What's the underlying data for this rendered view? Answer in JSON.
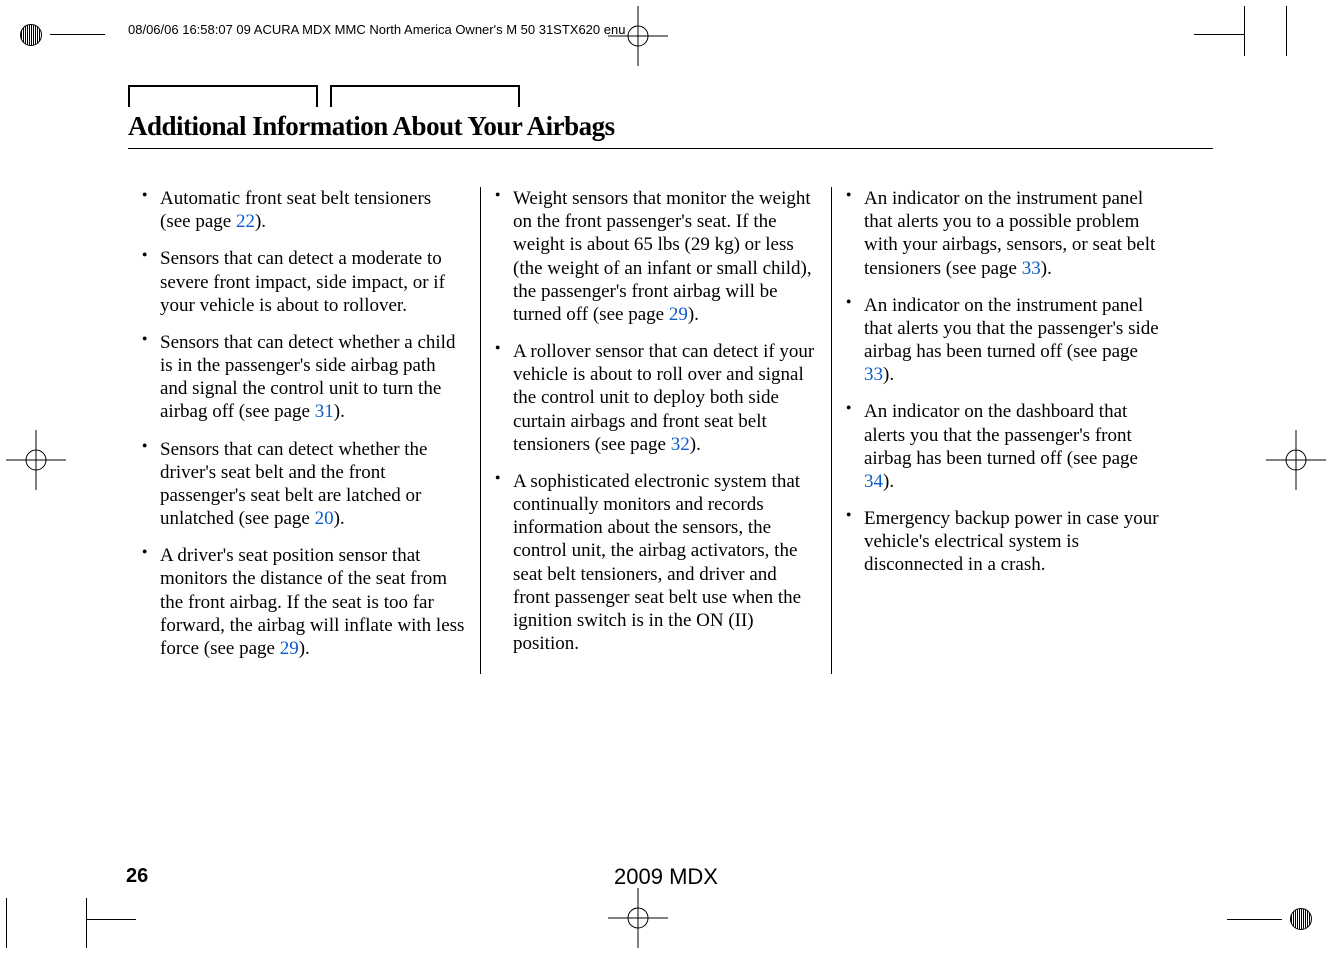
{
  "header_strip": "08/06/06 16:58:07   09 ACURA MDX MMC North America Owner's M 50 31STX620 enu",
  "title": "Additional Information About Your Airbags",
  "page_number": "26",
  "footer_model": "2009  MDX",
  "link_color": "#0b5bcc",
  "columns": {
    "c1": {
      "li1a": "Automatic front seat belt tensioners (see page ",
      "li1link": "22",
      "li1b": ").",
      "li2": "Sensors that can detect a moderate to severe front impact, side impact, or if your vehicle is about to rollover.",
      "li3a": "Sensors that can detect whether a child is in the passenger's side airbag path and signal the control unit to turn the airbag off (see page ",
      "li3link": "31",
      "li3b": ").",
      "li4a": "Sensors that can detect whether the driver's seat belt and the front passenger's seat belt are latched or unlatched (see page ",
      "li4link": "20",
      "li4b": ").",
      "li5a": "A driver's seat position sensor that monitors the distance of the seat from the front airbag. If the seat is too far forward, the airbag will inflate with less force (see page ",
      "li5link": "29",
      "li5b": ")."
    },
    "c2": {
      "li1a": "Weight sensors that monitor the weight on the front passenger's seat. If the weight is about 65 lbs (29 kg) or less (the weight of an infant or small child), the passenger's front airbag will be turned off (see page ",
      "li1link": "29",
      "li1b": ").",
      "li2a": "A rollover sensor that can detect if your vehicle is about to roll over and signal the control unit to deploy both side curtain airbags and front seat belt tensioners (see page ",
      "li2link": "32",
      "li2b": ").",
      "li3": "A sophisticated electronic system that continually monitors and records information about the sensors, the control unit, the airbag activators, the seat belt tensioners, and driver and front passenger seat belt use when the ignition switch is in the ON (II) position."
    },
    "c3": {
      "li1a": "An indicator on the instrument panel that alerts you to a possible problem with your airbags, sensors, or seat belt tensioners (see page ",
      "li1link": "33",
      "li1b": ").",
      "li2a": "An indicator on the instrument panel that alerts you that the passenger's side airbag has been turned off (see page ",
      "li2link": "33",
      "li2b": ").",
      "li3a": "An indicator on the dashboard that alerts you that the passenger's front airbag has been turned off (see page ",
      "li3link": "34",
      "li3b": ").",
      "li4": "Emergency backup power in case your vehicle's electrical system is disconnected in a crash."
    }
  }
}
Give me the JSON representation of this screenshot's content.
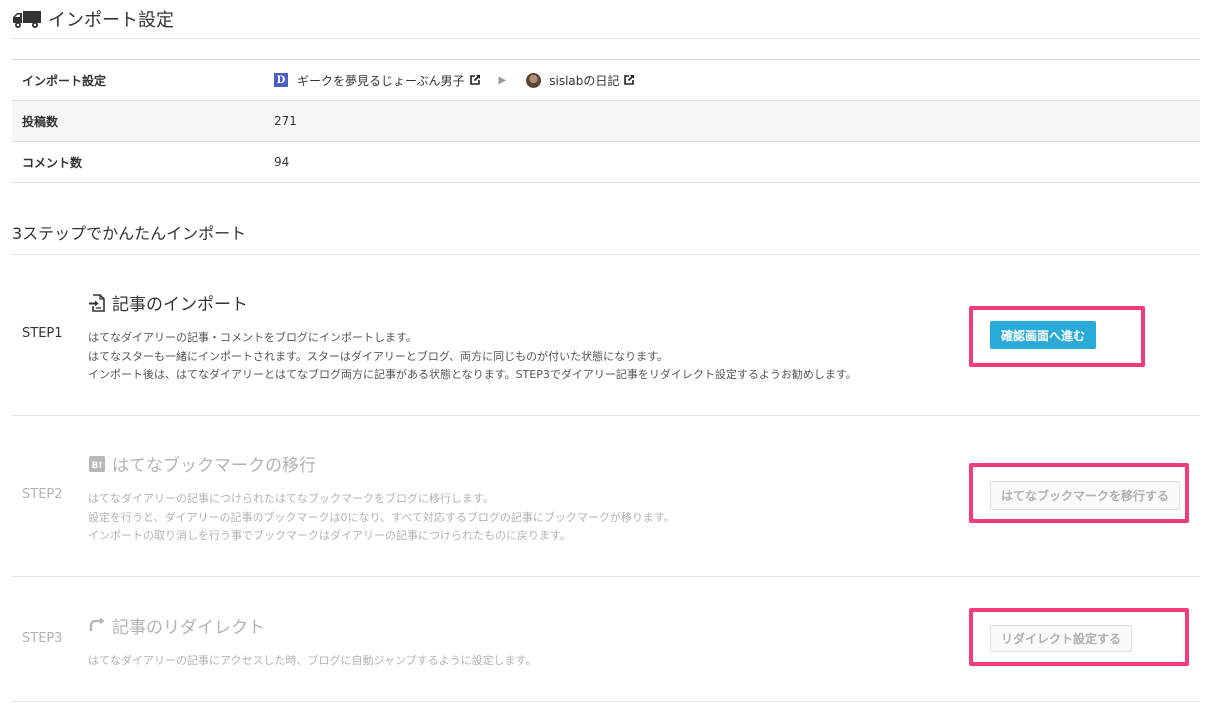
{
  "header": {
    "title": "インポート設定",
    "icon": "truck-icon"
  },
  "info_table": {
    "rows": [
      {
        "label": "インポート設定",
        "source_blog": "ギークを夢見るじょーぶん男子",
        "source_badge": "D",
        "dest_blog": "sislabの日記"
      },
      {
        "label": "投稿数",
        "value": "271"
      },
      {
        "label": "コメント数",
        "value": "94"
      }
    ]
  },
  "steps_title": "3ステップでかんたんインポート",
  "steps": [
    {
      "label": "STEP1",
      "title": "記事のインポート",
      "icon": "import-document-icon",
      "desc": [
        "はてなダイアリーの記事・コメントをブログにインポートします。",
        "はてなスターも一緒にインポートされます。スターはダイアリーとブログ、両方に同じものが付いた状態になります。",
        "インポート後は、はてなダイアリーとはてなブログ両方に記事がある状態となります。STEP3でダイアリー記事をリダイレクト設定するようお勧めします。"
      ],
      "button": "確認画面へ進む",
      "enabled": true
    },
    {
      "label": "STEP2",
      "title": "はてなブックマークの移行",
      "icon": "hatena-bookmark-icon",
      "icon_text": "B!",
      "desc": [
        "はてなダイアリーの記事につけられたはてなブックマークをブログに移行します。",
        "設定を行うと、ダイアリーの記事のブックマークは0になり、すべて対応するブログの記事にブックマークが移ります。",
        "インポートの取り消しを行う事でブックマークはダイアリーの記事につけられたものに戻ります。"
      ],
      "button": "はてなブックマークを移行する",
      "enabled": false
    },
    {
      "label": "STEP3",
      "title": "記事のリダイレクト",
      "icon": "redirect-icon",
      "desc": [
        "はてなダイアリーの記事にアクセスした時、ブログに自動ジャンプするように設定します。"
      ],
      "button": "リダイレクト設定する",
      "enabled": false
    }
  ],
  "colors": {
    "highlight": "#f23d7a",
    "primary_button": "#2aaad8",
    "diary_badge": "#4a5fbf"
  }
}
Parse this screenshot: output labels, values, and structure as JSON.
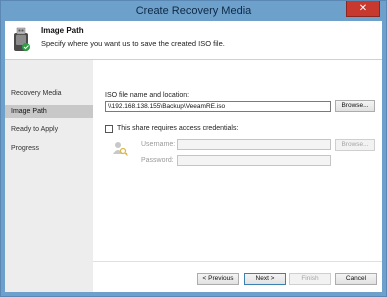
{
  "window": {
    "title": "Create Recovery Media"
  },
  "header": {
    "title": "Image Path",
    "subtitle": "Specify where you want us to save the created ISO file."
  },
  "steps": [
    {
      "label": "Recovery Media",
      "active": false
    },
    {
      "label": "Image Path",
      "active": true
    },
    {
      "label": "Ready to Apply",
      "active": false
    },
    {
      "label": "Progress",
      "active": false
    }
  ],
  "form": {
    "iso_label": "ISO file name and location:",
    "iso_value": "\\\\192.168.138.155\\Backup\\VeeamRE.iso",
    "browse_label": "Browse...",
    "credentials_label": "This share requires access credentials:",
    "credentials_checked": false,
    "username_label": "Username:",
    "username_value": "",
    "password_label": "Password:",
    "password_value": "",
    "cred_browse_label": "Browse..."
  },
  "buttons": {
    "previous": "< Previous",
    "next": "Next >",
    "finish": "Finish",
    "cancel": "Cancel"
  },
  "icons": {
    "close": "close-icon",
    "header": "usb-drive-icon",
    "credentials": "user-key-icon"
  }
}
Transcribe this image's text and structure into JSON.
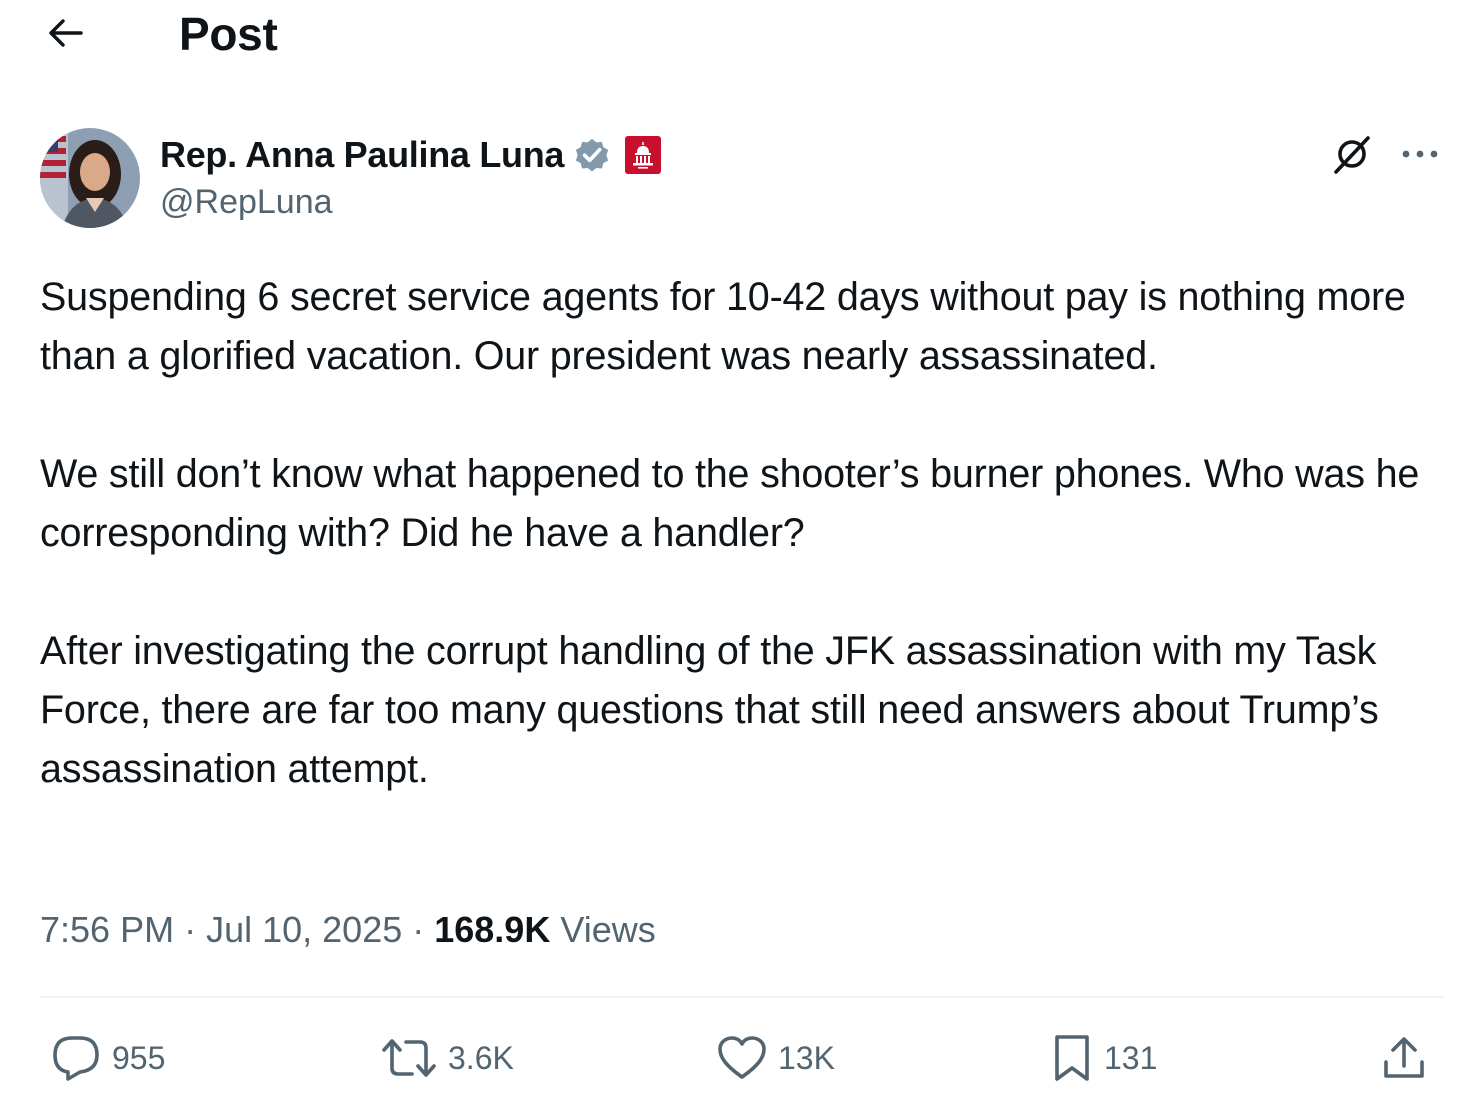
{
  "header": {
    "back_icon": "arrow-left-icon",
    "title": "Post"
  },
  "author": {
    "display_name": "Rep. Anna Paulina Luna",
    "handle": "@RepLuna",
    "verified_icon": "verified-badge-icon",
    "affiliation_icon": "us-capitol-badge-icon",
    "affiliation_color": "#c8102e",
    "verified_color": "#829aab"
  },
  "top_actions": {
    "grok_icon": "grok-icon",
    "more_icon": "more-dots-icon"
  },
  "tweet": {
    "paragraphs": [
      "Suspending 6 secret service agents for 10-42 days without pay is nothing more than a glorified vacation. Our president was nearly assassinated.",
      "We still don’t know what happened to the shooter’s burner phones. Who was he corresponding with? Did he have a handler?",
      "After investigating the corrupt handling of the JFK assassination with my Task Force, there are far too many questions that still need answers about Trump’s assassination attempt."
    ],
    "time": "7:56 PM",
    "separator": " · ",
    "date": "Jul 10, 2025",
    "views_count": "168.9K",
    "views_label": " Views"
  },
  "engagement": {
    "replies": "955",
    "reposts": "3.6K",
    "likes": "13K",
    "bookmarks": "131",
    "reply_icon": "reply-bubble-icon",
    "repost_icon": "repost-icon",
    "like_icon": "heart-icon",
    "bookmark_icon": "bookmark-icon",
    "share_icon": "share-icon"
  },
  "colors": {
    "text_primary": "#0f1419",
    "text_secondary": "#536471",
    "divider": "#eff3f4"
  }
}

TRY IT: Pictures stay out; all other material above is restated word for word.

ANSWER BELOW:
What's the underlying data for this rendered view? Answer in JSON.
{
  "header_strip": "08/06/06 16:58:07   09 ACURA MDX MMC North America Owner's M 50 31STX620 enu",
  "title": "Additional Information About Your Airbags",
  "page_number": "26",
  "footer_model": "2009  MDX",
  "link_color": "#0b5bcc",
  "columns": {
    "c1": {
      "li1a": "Automatic front seat belt tensioners (see page ",
      "li1link": "22",
      "li1b": ").",
      "li2": "Sensors that can detect a moderate to severe front impact, side impact, or if your vehicle is about to rollover.",
      "li3a": "Sensors that can detect whether a child is in the passenger's side airbag path and signal the control unit to turn the airbag off (see page ",
      "li3link": "31",
      "li3b": ").",
      "li4a": "Sensors that can detect whether the driver's seat belt and the front passenger's seat belt are latched or unlatched (see page ",
      "li4link": "20",
      "li4b": ").",
      "li5a": "A driver's seat position sensor that monitors the distance of the seat from the front airbag. If the seat is too far forward, the airbag will inflate with less force (see page ",
      "li5link": "29",
      "li5b": ")."
    },
    "c2": {
      "li1a": "Weight sensors that monitor the weight on the front passenger's seat. If the weight is about 65 lbs (29 kg) or less (the weight of an infant or small child), the passenger's front airbag will be turned off (see page ",
      "li1link": "29",
      "li1b": ").",
      "li2a": "A rollover sensor that can detect if your vehicle is about to roll over and signal the control unit to deploy both side curtain airbags and front seat belt tensioners (see page ",
      "li2link": "32",
      "li2b": ").",
      "li3": "A sophisticated electronic system that continually monitors and records information about the sensors, the control unit, the airbag activators, the seat belt tensioners, and driver and front passenger seat belt use when the ignition switch is in the ON (II) position."
    },
    "c3": {
      "li1a": "An indicator on the instrument panel that alerts you to a possible problem with your airbags, sensors, or seat belt tensioners (see page ",
      "li1link": "33",
      "li1b": ").",
      "li2a": "An indicator on the instrument panel that alerts you that the passenger's side airbag has been turned off (see page ",
      "li2link": "33",
      "li2b": ").",
      "li3a": "An indicator on the dashboard that alerts you that the passenger's front airbag has been turned off (see page ",
      "li3link": "34",
      "li3b": ").",
      "li4": "Emergency backup power in case your vehicle's electrical system is disconnected in a crash."
    }
  }
}
Give me the JSON representation of this screenshot's content.
{
  "header": {
    "title": "インポート設定",
    "icon": "truck-icon"
  },
  "info_table": {
    "rows": [
      {
        "label": "インポート設定",
        "source_blog": "ギークを夢見るじょーぶん男子",
        "source_badge": "D",
        "dest_blog": "sislabの日記"
      },
      {
        "label": "投稿数",
        "value": "271"
      },
      {
        "label": "コメント数",
        "value": "94"
      }
    ]
  },
  "steps_title": "3ステップでかんたんインポート",
  "steps": [
    {
      "label": "STEP1",
      "title": "記事のインポート",
      "icon": "import-document-icon",
      "desc": [
        "はてなダイアリーの記事・コメントをブログにインポートします。",
        "はてなスターも一緒にインポートされます。スターはダイアリーとブログ、両方に同じものが付いた状態になります。",
        "インポート後は、はてなダイアリーとはてなブログ両方に記事がある状態となります。STEP3でダイアリー記事をリダイレクト設定するようお勧めします。"
      ],
      "button": "確認画面へ進む",
      "enabled": true
    },
    {
      "label": "STEP2",
      "title": "はてなブックマークの移行",
      "icon": "hatena-bookmark-icon",
      "icon_text": "B!",
      "desc": [
        "はてなダイアリーの記事につけられたはてなブックマークをブログに移行します。",
        "設定を行うと、ダイアリーの記事のブックマークは0になり、すべて対応するブログの記事にブックマークが移ります。",
        "インポートの取り消しを行う事でブックマークはダイアリーの記事につけられたものに戻ります。"
      ],
      "button": "はてなブックマークを移行する",
      "enabled": false
    },
    {
      "label": "STEP3",
      "title": "記事のリダイレクト",
      "icon": "redirect-icon",
      "desc": [
        "はてなダイアリーの記事にアクセスした時、ブログに自動ジャンプするように設定します。"
      ],
      "button": "リダイレクト設定する",
      "enabled": false
    }
  ],
  "colors": {
    "highlight": "#f23d7a",
    "primary_button": "#2aaad8",
    "diary_badge": "#4a5fbf"
  }
}
Parse this screenshot: output labels, values, and structure as JSON.
{
  "window": {
    "title": "Create Recovery Media"
  },
  "header": {
    "title": "Image Path",
    "subtitle": "Specify where you want us to save the created ISO file."
  },
  "steps": [
    {
      "label": "Recovery Media",
      "active": false
    },
    {
      "label": "Image Path",
      "active": true
    },
    {
      "label": "Ready to Apply",
      "active": false
    },
    {
      "label": "Progress",
      "active": false
    }
  ],
  "form": {
    "iso_label": "ISO file name and location:",
    "iso_value": "\\\\192.168.138.155\\Backup\\VeeamRE.iso",
    "browse_label": "Browse...",
    "credentials_label": "This share requires access credentials:",
    "credentials_checked": false,
    "username_label": "Username:",
    "username_value": "",
    "password_label": "Password:",
    "password_value": "",
    "cred_browse_label": "Browse..."
  },
  "buttons": {
    "previous": "< Previous",
    "next": "Next >",
    "finish": "Finish",
    "cancel": "Cancel"
  },
  "icons": {
    "close": "close-icon",
    "header": "usb-drive-icon",
    "credentials": "user-key-icon"
  }
}
Transcribe this image's text and structure into JSON.
{
  "header": {
    "back_icon": "arrow-left-icon",
    "title": "Post"
  },
  "author": {
    "display_name": "Rep. Anna Paulina Luna",
    "handle": "@RepLuna",
    "verified_icon": "verified-badge-icon",
    "affiliation_icon": "us-capitol-badge-icon",
    "affiliation_color": "#c8102e",
    "verified_color": "#829aab"
  },
  "top_actions": {
    "grok_icon": "grok-icon",
    "more_icon": "more-dots-icon"
  },
  "tweet": {
    "paragraphs": [
      "Suspending 6 secret service agents for 10-42 days without pay is nothing more than a glorified vacation. Our president was nearly assassinated.",
      "We still don’t know what happened to the shooter’s burner phones. Who was he corresponding with? Did he have a handler?",
      "After investigating the corrupt handling of the JFK assassination with my Task Force, there are far too many questions that still need answers about Trump’s assassination attempt."
    ],
    "time": "7:56 PM",
    "separator": " · ",
    "date": "Jul 10, 2025",
    "views_count": "168.9K",
    "views_label": " Views"
  },
  "engagement": {
    "replies": "955",
    "reposts": "3.6K",
    "likes": "13K",
    "bookmarks": "131",
    "reply_icon": "reply-bubble-icon",
    "repost_icon": "repost-icon",
    "like_icon": "heart-icon",
    "bookmark_icon": "bookmark-icon",
    "share_icon": "share-icon"
  },
  "colors": {
    "text_primary": "#0f1419",
    "text_secondary": "#536471",
    "divider": "#eff3f4"
  }
}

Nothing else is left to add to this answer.